I then began "The Wrong Professor Affair" as my real contribution to Lisa's hurt/comfort zine and, blow me, the same thing happened. However, this time I also included a shorter story at the beginning (to date I have written four short stories and nobody expects the Spanish Inquisition!) "The Lochinvar Affair" was a kinda Mary Sue story for a friend, but after I had fulfilled my obligation to my pal, I then started enjoying myself. By the way, Sir Walter Scott's Lochinvar is my absolute all-time favourite romantic poem, so I enjoyed writing this story around the verses.
What was the first U.N.C.L.E. story you ever wrote?
Had you been thinking about that Sahara one for a while?
So when you sat down to write, did you just do that? Or was it mulling around in your head for a while
What made you do Sahara then?
Did you write stories before U.N.C.L.E. or was this your first dip into this kind of thing?
How do you get started?
This is the crux of why I write, I see it as a jolly good romp - just like the TV programme.
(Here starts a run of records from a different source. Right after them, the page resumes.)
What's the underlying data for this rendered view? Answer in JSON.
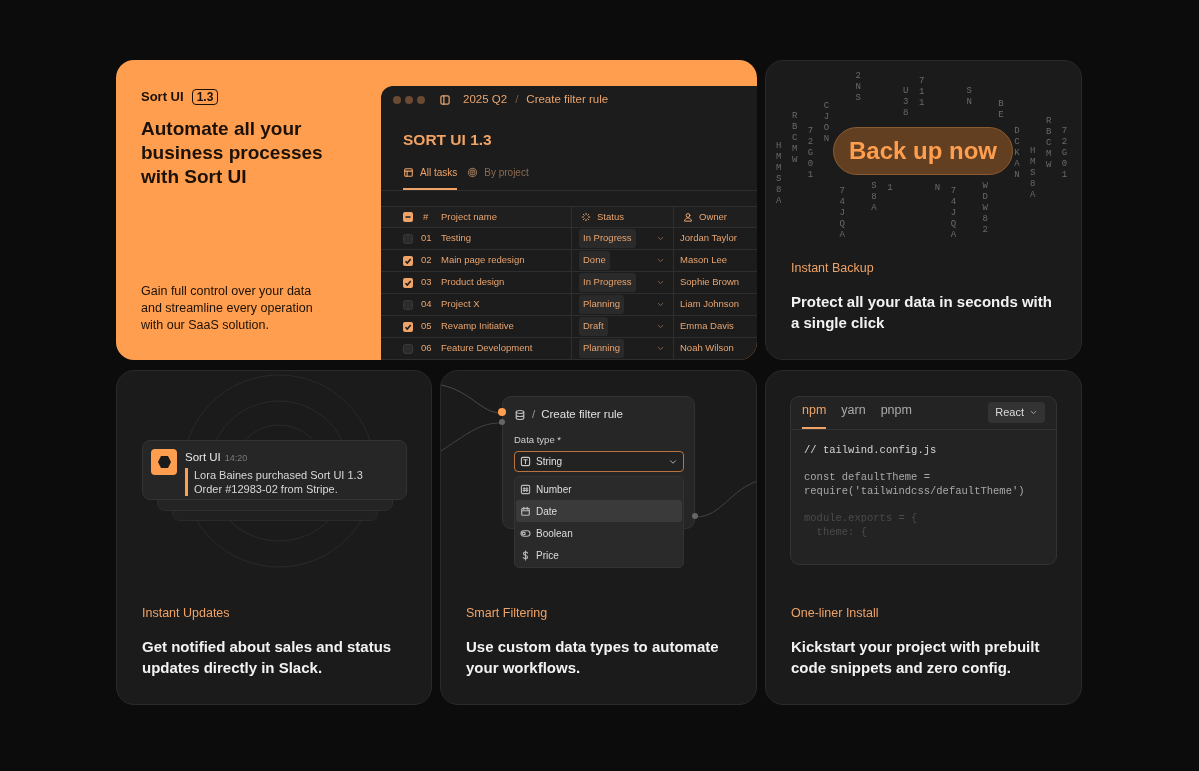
{
  "hero": {
    "brand": "Sort UI",
    "version": "1.3",
    "headline": "Automate all your business processes with Sort UI",
    "description": "Gain full control over your data and streamline every operation with our SaaS solution."
  },
  "app": {
    "breadcrumb": [
      "2025 Q2",
      "Create filter rule"
    ],
    "breadcrumb_separator": "/",
    "title": "SORT UI 1.3",
    "tabs": [
      {
        "label": "All tasks",
        "selected": true
      },
      {
        "label": "By project",
        "selected": false
      }
    ],
    "header_checkbox": {
      "indeterminate": true
    },
    "columns": [
      "#",
      "Project name",
      "Status",
      "Owner"
    ],
    "rows": [
      {
        "checked": false,
        "number": "01",
        "name": "Testing",
        "status": "In Progress",
        "owner": "Jordan Taylor"
      },
      {
        "checked": true,
        "number": "02",
        "name": "Main page redesign",
        "status": "Done",
        "owner": "Mason Lee"
      },
      {
        "checked": true,
        "number": "03",
        "name": "Product design",
        "status": "In Progress",
        "owner": "Sophie Brown"
      },
      {
        "checked": false,
        "number": "04",
        "name": "Project X",
        "status": "Planning",
        "owner": "Liam Johnson"
      },
      {
        "checked": true,
        "number": "05",
        "name": "Revamp Initiative",
        "status": "Draft",
        "owner": "Emma Davis"
      },
      {
        "checked": false,
        "number": "06",
        "name": "Feature Development",
        "status": "Planning",
        "owner": "Noah Wilson"
      }
    ]
  },
  "backup": {
    "rain": [
      "HMMS8A",
      "RBCMW",
      "72G01",
      "CJON",
      "74JQA",
      "2NS",
      "S8A",
      "1",
      "U38",
      "711",
      "N",
      "74JQA",
      "SN",
      "WDW82",
      "BE",
      "DCKAN",
      "HMS8A",
      "RBCMW",
      "72G01"
    ],
    "button": "Back up now",
    "label": "Instant Backup",
    "text": "Protect all your data in seconds with a single click"
  },
  "updates": {
    "notification": {
      "app": "Sort UI",
      "time": "14:20",
      "lines": [
        "Lora Baines purchased Sort UI 1.3",
        "Order #12983-02 from Stripe."
      ]
    },
    "label": "Instant Updates",
    "text": "Get notified about sales and status updates directly in Slack."
  },
  "filtering": {
    "separator": "/",
    "crumb": "Create filter rule",
    "field_label": "Data type *",
    "value": "String",
    "options": [
      {
        "kind": "number",
        "label": "Number",
        "selected": false
      },
      {
        "kind": "date",
        "label": "Date",
        "selected": true
      },
      {
        "kind": "boolean",
        "label": "Boolean",
        "selected": false
      },
      {
        "kind": "price",
        "label": "Price",
        "selected": false
      }
    ],
    "label": "Smart Filtering",
    "text": "Use custom data types to automate your workflows."
  },
  "install": {
    "tabs": [
      {
        "label": "npm",
        "selected": true
      },
      {
        "label": "yarn",
        "selected": false
      },
      {
        "label": "pnpm",
        "selected": false
      }
    ],
    "framework": "React",
    "code_blocks": [
      [
        "// tailwind.config.js"
      ],
      [
        "const defaultTheme =",
        "require('tailwindcss/defaultTheme')"
      ],
      [
        "module.exports = {",
        "  theme: {"
      ]
    ],
    "label": "One-liner Install",
    "text": "Kickstart your project with prebuilt code snippets and zero config."
  }
}
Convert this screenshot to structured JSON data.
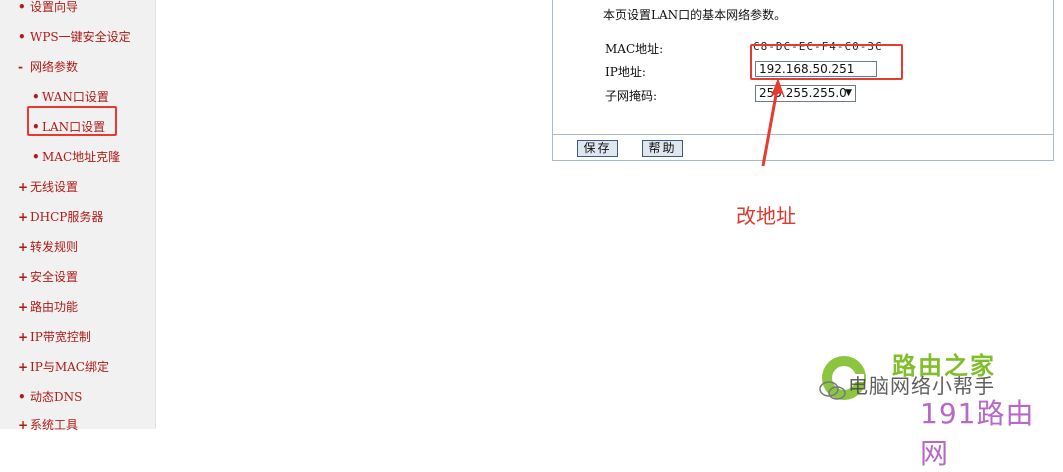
{
  "sidebar": {
    "items": [
      {
        "bullet": "•",
        "label": "设置向导"
      },
      {
        "bullet": "•",
        "label": "WPS一键安全设定"
      },
      {
        "bullet": "-",
        "label": "网络参数"
      },
      {
        "bullet": "•",
        "label": "WAN口设置"
      },
      {
        "bullet": "•",
        "label": "LAN口设置"
      },
      {
        "bullet": "•",
        "label": "MAC地址克隆"
      },
      {
        "bullet": "+",
        "label": "无线设置"
      },
      {
        "bullet": "+",
        "label": "DHCP服务器"
      },
      {
        "bullet": "+",
        "label": "转发规则"
      },
      {
        "bullet": "+",
        "label": "安全设置"
      },
      {
        "bullet": "+",
        "label": "路由功能"
      },
      {
        "bullet": "+",
        "label": "IP带宽控制"
      },
      {
        "bullet": "+",
        "label": "IP与MAC绑定"
      },
      {
        "bullet": "•",
        "label": "动态DNS"
      },
      {
        "bullet": "+",
        "label": "系统工具"
      }
    ]
  },
  "panel": {
    "description": "本页设置LAN口的基本网络参数。",
    "mac_label": "MAC地址:",
    "mac_value": "C8-DC-EC-F4-C0-3C",
    "ip_label": "IP地址:",
    "ip_value": "192.168.50.251",
    "mask_label": "子网掩码:",
    "mask_value": "255.255.255.0",
    "save_label": "保存",
    "help_label": "帮助"
  },
  "annotation": "改地址",
  "watermark": {
    "title": "路由之家",
    "subtitle": "电脑网络小帮手",
    "site": "191路由网"
  },
  "colors": {
    "nav_text": "#b01b16",
    "highlight_box": "#e63b2e",
    "annotation": "#e0392b",
    "watermark_green": "#7fbf2a",
    "watermark_purple": "#b768c8"
  }
}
I like to have fun and, apart from the obligatory chunk of hurt/comfort, which I quite enjoy, I want the guys to be good friends and have an exciting time. I am frequently criticized for not writing enough angst, but I'm not very good at it, so I leave it to those who are.
Had you been reading zines a lot before you started the story? I mean, what made you sit down and say I am writing an U.N.C.L.E. story today!
You started watching the show way back when, right?
What's your hurt/comfort theory?
What inspires you?
TWPA is in two parts simply because that was the way I wrote it. I finished the first part and left it for a while. Then I decided I could carry it on and write a whole new episode, showing what everybody did next.
One of my problems was that I kept getting odd little scenarios that I wanted to use, but they didn't quite fit in with the plot. This particularly applied to the h/c sequences, simply because the writer can't keep beating, shooting and torturing the heroes and expect them to perform well. This was when I had the idea of using dreams. After writing a couple, I found they gave me enormous freedom to do whatever I wanted. However, I did try to give them some kind of purpose and not be totally superfluous.
The dreams also enabled me to have more fun. I hope the readers enjoyed them too.
I know my writing lacks depth, but then so do I :-).
I have not yet dared to set a story in the U.S. because I know that's where most of the audience is and my knowledge is sorely lacking. However, I am hoping to collaborate with someone soon, who can hopefully also stop my Solo sounding too British - whoops!
TWPA starts on an unmarked island (in fact its working title was "island") and stays there, although the eponymous wrong professor himself leaves very early in the story and we never really get to know him. We do meet his daughter, Rachel and albino villain, Joeseph Winterman. Rachel's a bit of a crazy, mixed up kid and Winterman is not insane.
Actually a demonstration of my laziness in writing was that I first described Winterman as having white hair and then thought, 'no, he should be young.' But I couldn't be bothered to go back and change him, so I made him albino.
Part two (called "The King of the Castle Affair") starts in New York but then I chicken out and it continues in the U.K. We meet Rachel (and her Dad v.briefly) again, plus Winterman and a new character Jen. I also re-used a character invented for Dick Whittington, an English U.N.C.L.E. agent named Theodore Hewitt. I was a bit worried about him after DW and I wanted to be sure he was all right.